You might also seek counsel from others. In some sense, that is my role as your interim, to offer you my perspective, my advice, on ways to pursue the question, Who are you? during your time of ministerial transition. You may seek guidance from the staff of the Unitarian Universalist Association or from other congregations that have experimented with multi-site ministry.
Marilyn Sewell was the senior minister of First Unitarian Portland for close to twenty years. During her time there the congregation grew to be well over a thousand members. She advises however we answer the question, Who are you? we ground ourselves “in love and service.” For this is what Unitarian Universalism ultimately has to offer the world: A message that we are called to love everyone--that is extend universal goodwill to all--and labor together and make our society, and our planet, better.
That message is an important one in the challenging days in which we find ourselves. The midterm elections are upon us. They are time when voters collectively attempt to answer the question, Who are we? as a country. This is not a question with final answers. It is one that shifts over time. This should be a comfort to us as we face the disappointment and the horrors of recent years. Our religious tradition tells us that is no one fixed answer to who a country, a religious community, or a person--be they First Church, the United States, Jesus or Buddha, you or I--are across time. Instead, it suggests that our answers are ever changing. We travel along in the path of life seeking justice, and creating a shared congregational life, uncertain of our exact answers because that is the only thing that has ever happened. The road is always made as we travel. We answer the question, Who are we? as we go.
As we close, I invite you to join with me in prayer:
Oh spirit of life,
that some of us call God,
and others name simply
as the force that drives life forward,
be with us in times of uncertainty,
remind us that while the path
may be unclear,
the road uncertain,
it is still our path
our track to travel,

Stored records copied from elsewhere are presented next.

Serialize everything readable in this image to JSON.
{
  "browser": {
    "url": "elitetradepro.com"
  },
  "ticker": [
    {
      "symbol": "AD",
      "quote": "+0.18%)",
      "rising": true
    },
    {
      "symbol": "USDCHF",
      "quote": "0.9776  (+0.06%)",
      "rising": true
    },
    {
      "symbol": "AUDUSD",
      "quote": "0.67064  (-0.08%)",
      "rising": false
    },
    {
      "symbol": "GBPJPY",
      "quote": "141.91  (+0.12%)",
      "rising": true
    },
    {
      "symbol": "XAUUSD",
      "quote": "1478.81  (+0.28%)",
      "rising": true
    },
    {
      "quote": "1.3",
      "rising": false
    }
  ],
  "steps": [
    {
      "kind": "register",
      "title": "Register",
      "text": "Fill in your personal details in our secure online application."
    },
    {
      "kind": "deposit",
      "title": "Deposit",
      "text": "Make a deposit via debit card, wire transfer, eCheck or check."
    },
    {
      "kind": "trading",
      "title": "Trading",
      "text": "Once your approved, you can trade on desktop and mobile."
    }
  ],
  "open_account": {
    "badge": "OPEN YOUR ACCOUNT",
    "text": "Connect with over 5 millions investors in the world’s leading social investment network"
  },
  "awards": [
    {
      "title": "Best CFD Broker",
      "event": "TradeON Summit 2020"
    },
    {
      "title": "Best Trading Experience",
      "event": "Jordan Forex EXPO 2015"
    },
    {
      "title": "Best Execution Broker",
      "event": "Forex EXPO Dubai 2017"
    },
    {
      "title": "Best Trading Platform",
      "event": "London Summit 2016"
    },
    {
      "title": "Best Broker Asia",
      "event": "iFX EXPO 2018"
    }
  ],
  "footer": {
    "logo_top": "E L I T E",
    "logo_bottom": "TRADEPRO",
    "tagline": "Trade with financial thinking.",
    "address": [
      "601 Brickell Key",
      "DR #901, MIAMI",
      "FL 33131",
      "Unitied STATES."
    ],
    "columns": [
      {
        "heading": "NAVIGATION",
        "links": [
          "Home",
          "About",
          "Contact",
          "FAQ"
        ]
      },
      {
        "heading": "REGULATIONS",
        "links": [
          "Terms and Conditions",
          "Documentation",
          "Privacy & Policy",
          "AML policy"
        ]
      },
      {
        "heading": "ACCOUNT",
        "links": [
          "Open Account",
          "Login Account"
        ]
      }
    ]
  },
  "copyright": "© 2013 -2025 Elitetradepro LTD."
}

and that we travel it better
where we are,
as a community of seekers
united in a quest
for truth and justice,
joy and beauty.
That it might be so, let the congregation say Amen.